## Task statement
Where a line of the following data contains the string "python", include it in the tally. Report the total alone.

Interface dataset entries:
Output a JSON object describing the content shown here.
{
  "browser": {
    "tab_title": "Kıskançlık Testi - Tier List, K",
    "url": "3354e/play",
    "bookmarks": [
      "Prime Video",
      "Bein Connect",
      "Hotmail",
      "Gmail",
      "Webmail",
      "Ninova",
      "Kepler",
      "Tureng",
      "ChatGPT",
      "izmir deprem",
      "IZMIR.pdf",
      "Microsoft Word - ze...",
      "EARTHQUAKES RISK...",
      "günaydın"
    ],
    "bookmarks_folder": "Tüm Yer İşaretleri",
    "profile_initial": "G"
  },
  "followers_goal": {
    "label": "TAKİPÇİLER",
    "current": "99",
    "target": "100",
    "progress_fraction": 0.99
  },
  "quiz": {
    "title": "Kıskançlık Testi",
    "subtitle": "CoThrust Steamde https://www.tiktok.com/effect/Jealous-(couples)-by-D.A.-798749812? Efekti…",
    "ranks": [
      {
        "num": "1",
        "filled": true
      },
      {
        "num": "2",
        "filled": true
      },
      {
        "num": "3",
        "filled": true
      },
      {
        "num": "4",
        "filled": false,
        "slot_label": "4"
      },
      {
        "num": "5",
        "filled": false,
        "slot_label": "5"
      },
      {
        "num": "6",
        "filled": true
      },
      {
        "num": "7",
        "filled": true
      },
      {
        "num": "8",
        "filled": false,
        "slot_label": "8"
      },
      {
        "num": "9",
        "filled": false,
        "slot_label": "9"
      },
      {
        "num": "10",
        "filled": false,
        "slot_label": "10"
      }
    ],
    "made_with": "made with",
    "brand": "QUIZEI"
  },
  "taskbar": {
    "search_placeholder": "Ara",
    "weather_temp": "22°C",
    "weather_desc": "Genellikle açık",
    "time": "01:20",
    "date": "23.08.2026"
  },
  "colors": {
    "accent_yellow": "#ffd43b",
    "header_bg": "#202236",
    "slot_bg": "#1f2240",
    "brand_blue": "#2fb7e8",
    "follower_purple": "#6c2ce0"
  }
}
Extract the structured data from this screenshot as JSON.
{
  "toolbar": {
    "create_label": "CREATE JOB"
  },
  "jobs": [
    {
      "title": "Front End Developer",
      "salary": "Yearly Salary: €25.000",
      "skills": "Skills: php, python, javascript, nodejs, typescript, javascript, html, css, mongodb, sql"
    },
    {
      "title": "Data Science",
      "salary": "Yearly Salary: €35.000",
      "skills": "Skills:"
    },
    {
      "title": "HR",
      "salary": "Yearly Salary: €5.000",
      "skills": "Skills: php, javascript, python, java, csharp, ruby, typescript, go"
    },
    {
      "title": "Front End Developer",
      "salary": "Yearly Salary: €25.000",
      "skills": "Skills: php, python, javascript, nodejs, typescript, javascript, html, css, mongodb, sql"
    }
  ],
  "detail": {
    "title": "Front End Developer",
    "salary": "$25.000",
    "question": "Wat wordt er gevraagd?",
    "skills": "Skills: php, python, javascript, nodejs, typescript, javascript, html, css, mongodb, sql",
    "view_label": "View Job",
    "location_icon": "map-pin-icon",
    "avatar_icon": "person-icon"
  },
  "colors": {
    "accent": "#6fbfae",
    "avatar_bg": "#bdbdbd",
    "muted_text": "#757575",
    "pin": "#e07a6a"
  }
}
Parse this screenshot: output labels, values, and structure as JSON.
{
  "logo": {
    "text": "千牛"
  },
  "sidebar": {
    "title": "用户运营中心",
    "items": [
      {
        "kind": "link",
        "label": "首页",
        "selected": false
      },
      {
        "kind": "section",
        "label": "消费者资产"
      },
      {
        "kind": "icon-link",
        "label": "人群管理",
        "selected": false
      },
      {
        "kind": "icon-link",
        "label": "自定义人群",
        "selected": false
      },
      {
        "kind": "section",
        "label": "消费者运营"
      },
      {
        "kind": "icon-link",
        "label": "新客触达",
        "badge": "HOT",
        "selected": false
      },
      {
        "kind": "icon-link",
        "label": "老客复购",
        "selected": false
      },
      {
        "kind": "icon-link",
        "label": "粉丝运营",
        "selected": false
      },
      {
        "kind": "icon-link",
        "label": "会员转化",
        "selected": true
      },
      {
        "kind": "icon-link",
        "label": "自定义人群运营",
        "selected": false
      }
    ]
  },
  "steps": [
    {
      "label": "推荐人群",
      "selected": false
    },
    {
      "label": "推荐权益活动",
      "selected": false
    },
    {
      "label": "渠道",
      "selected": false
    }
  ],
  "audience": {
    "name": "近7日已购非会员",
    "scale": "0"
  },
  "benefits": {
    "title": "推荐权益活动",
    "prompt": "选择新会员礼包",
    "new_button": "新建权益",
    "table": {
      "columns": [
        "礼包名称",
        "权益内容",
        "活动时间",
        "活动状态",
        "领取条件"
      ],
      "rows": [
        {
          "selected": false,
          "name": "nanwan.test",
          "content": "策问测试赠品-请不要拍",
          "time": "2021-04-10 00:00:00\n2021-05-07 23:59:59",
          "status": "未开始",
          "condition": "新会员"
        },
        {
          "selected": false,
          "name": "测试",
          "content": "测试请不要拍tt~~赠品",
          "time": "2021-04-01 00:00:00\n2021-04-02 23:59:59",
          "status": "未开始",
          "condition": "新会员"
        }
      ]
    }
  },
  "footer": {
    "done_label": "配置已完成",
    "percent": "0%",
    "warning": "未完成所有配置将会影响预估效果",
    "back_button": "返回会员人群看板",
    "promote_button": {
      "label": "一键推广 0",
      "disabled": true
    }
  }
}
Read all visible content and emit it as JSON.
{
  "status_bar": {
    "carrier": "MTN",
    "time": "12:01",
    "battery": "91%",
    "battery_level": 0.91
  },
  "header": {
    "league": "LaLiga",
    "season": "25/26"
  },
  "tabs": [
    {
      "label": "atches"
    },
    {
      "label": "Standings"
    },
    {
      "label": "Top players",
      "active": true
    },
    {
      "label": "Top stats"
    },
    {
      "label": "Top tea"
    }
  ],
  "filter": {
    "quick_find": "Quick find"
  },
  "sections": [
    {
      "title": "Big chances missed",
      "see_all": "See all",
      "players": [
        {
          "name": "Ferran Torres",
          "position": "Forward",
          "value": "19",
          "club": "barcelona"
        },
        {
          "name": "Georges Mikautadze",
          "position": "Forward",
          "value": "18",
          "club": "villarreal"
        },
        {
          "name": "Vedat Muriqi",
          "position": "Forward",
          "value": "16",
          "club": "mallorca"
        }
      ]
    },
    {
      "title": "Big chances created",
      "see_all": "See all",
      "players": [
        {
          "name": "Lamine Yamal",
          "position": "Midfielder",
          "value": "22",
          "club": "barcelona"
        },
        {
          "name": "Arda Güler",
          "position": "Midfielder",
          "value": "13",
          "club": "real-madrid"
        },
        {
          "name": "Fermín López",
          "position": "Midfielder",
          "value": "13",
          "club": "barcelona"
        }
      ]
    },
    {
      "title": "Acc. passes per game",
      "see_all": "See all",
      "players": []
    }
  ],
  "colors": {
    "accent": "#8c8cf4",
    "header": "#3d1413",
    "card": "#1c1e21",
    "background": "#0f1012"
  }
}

## Exercise response
4